Toggle Main Menu Toggle Search

Open Access padlockePrints

Enforcing the unenforceable

Lookup NU author(s): Professor Peter Ryan


Full text for this publication is not currently held within this repository. Alternative links are provided below where available.


A security policy is intended to regulate the behaviour of a socio-technical system (computers, networks and humans) in such a way as to ensure that certain properties are maintained or goals achieved. Two problems arise here: regulating the behaviour of humans is non-trivial and, secondly, many security goals are not "enforceable" in the Schneider sense, [1]. Thus, security policy mechanisms inevitably involve approximations and trade-offs. We discuss the theoretical and practical limitations on what is technically enforceable and argue for the need for models that encompass social as well as technical enforcement mechanisms.

Publication metadata

Author(s): Ryan PYA

Editor(s): Christianson, B., Crispo, B., Malcolm, J.A., Roe, M.

Publication type: Conference Proceedings (inc. Abstract)

Publication status: Published

Conference Name: Security Protocols: 11th International Workshop on Security Protocols

Year of Conference: 2005

Pages: 178-182

ISSN: 0302-9743 (Print) 1611-3349 (Online)

Publisher: Springer
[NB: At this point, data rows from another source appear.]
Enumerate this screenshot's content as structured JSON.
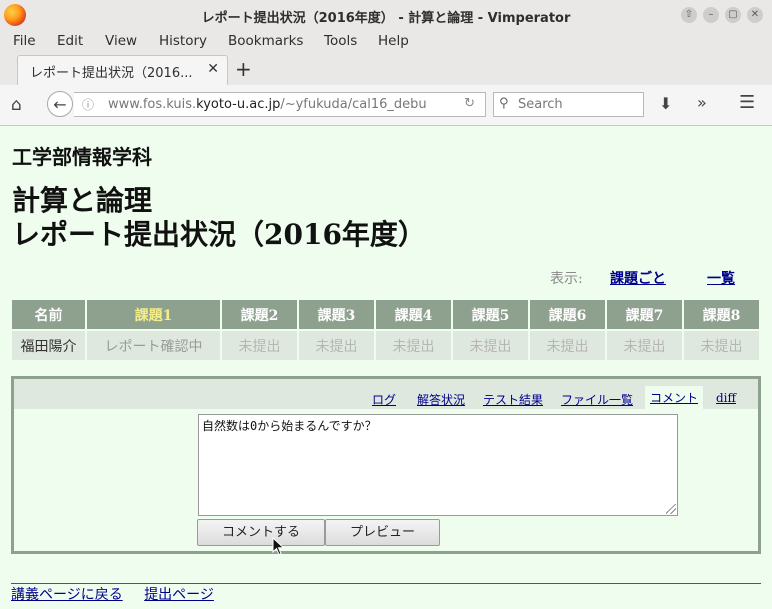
{
  "window": {
    "title": "レポート提出状況（2016年度） - 計算と論理 - Vimperator",
    "controls": [
      "⇧",
      "–",
      "▢",
      "✕"
    ]
  },
  "menu": [
    "File",
    "Edit",
    "View",
    "History",
    "Bookmarks",
    "Tools",
    "Help"
  ],
  "tab": {
    "label": "レポート提出状況（2016...",
    "close": "✕",
    "new": "+"
  },
  "nav": {
    "url_prefix": "www.fos.kuis.",
    "url_domain": "kyoto-u.ac.jp",
    "url_suffix": "/~yfukuda/cal16_debu",
    "search_placeholder": "Search"
  },
  "page": {
    "department": "工学部情報学科",
    "title_line1": "計算と論理",
    "title_line2": "レポート提出状況（2016年度）",
    "view_label": "表示:",
    "view_by_task": "課題ごと",
    "view_list": "一覧"
  },
  "table": {
    "headers": [
      "名前",
      "課題1",
      "課題2",
      "課題3",
      "課題4",
      "課題5",
      "課題6",
      "課題7",
      "課題8"
    ],
    "row": [
      "福田陽介",
      "レポート確認中",
      "未提出",
      "未提出",
      "未提出",
      "未提出",
      "未提出",
      "未提出",
      "未提出"
    ]
  },
  "panel": {
    "tabs": [
      "ログ",
      "解答状況",
      "テスト結果",
      "ファイル一覧",
      "コメント",
      "diff"
    ],
    "active_tab": "コメント",
    "comment": "自然数は0から始まるんですか？",
    "submit_button": "コメントする",
    "preview_button": "プレビュー"
  },
  "footer": {
    "back_link": "講義ページに戻る",
    "submit_link": "提出ページ"
  },
  "colors": {
    "page_bg": "#eefdee",
    "table_header": "#8ea08e",
    "link": "#00008b"
  }
}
DOI: 10.1007/11542322_22

Library holdings: Search Newcastle University Library for this item

ISBN: 9783540283898